ABOUT THIS TASK |
Please work out how many of the lines below include "title". Only the number should be given.

STORED DATA |
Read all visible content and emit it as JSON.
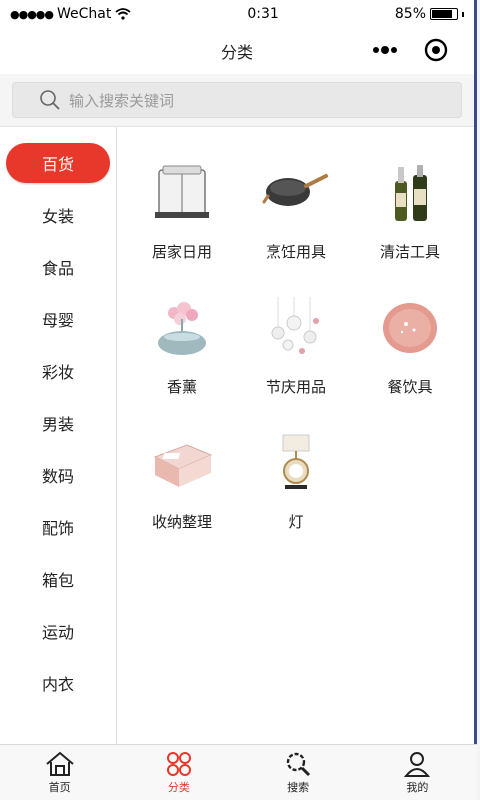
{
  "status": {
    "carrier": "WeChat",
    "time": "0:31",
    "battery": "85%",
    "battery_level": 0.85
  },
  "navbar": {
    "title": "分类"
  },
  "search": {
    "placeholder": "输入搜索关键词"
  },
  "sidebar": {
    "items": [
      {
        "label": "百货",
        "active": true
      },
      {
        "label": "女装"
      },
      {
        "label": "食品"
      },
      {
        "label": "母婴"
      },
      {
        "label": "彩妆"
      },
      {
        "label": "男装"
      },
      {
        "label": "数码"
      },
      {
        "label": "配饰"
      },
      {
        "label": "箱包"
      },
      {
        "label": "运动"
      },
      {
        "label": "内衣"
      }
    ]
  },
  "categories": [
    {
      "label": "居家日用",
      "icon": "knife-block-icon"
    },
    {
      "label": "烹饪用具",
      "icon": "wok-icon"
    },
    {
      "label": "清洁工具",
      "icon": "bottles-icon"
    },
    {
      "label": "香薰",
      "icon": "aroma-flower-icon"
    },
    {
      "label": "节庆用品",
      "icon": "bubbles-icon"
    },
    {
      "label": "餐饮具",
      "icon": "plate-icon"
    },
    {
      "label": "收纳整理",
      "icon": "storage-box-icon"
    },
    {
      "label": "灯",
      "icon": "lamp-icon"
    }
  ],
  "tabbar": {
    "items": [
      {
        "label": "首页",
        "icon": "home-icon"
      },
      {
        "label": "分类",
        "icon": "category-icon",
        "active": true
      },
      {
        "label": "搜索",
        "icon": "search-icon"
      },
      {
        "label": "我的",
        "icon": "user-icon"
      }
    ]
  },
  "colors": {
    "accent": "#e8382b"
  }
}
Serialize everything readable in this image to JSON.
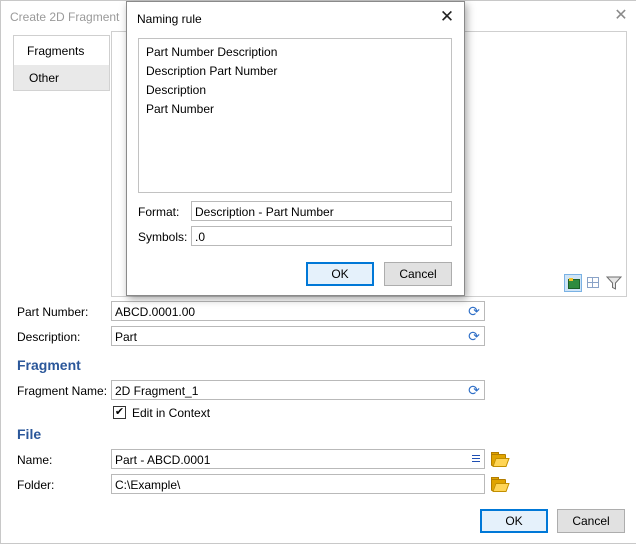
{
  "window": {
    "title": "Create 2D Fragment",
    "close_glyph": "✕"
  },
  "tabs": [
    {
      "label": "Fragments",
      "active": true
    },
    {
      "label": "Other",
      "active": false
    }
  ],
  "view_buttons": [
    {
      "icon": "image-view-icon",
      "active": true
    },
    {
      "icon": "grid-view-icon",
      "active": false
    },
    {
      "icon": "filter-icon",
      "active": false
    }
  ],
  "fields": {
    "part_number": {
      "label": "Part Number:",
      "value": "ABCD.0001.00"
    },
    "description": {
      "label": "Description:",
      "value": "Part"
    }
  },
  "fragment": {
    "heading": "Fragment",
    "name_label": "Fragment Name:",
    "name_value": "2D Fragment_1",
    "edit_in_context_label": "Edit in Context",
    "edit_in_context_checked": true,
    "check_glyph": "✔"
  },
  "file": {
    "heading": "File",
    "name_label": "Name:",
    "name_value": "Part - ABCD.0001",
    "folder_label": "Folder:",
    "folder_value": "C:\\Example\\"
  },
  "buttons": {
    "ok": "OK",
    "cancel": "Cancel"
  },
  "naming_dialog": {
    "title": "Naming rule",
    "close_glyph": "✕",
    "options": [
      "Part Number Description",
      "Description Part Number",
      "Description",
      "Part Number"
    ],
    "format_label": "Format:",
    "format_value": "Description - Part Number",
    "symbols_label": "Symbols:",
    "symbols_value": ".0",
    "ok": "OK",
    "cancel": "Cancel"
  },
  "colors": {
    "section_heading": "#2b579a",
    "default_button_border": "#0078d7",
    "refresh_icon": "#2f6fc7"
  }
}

ANSWER SPACE |
3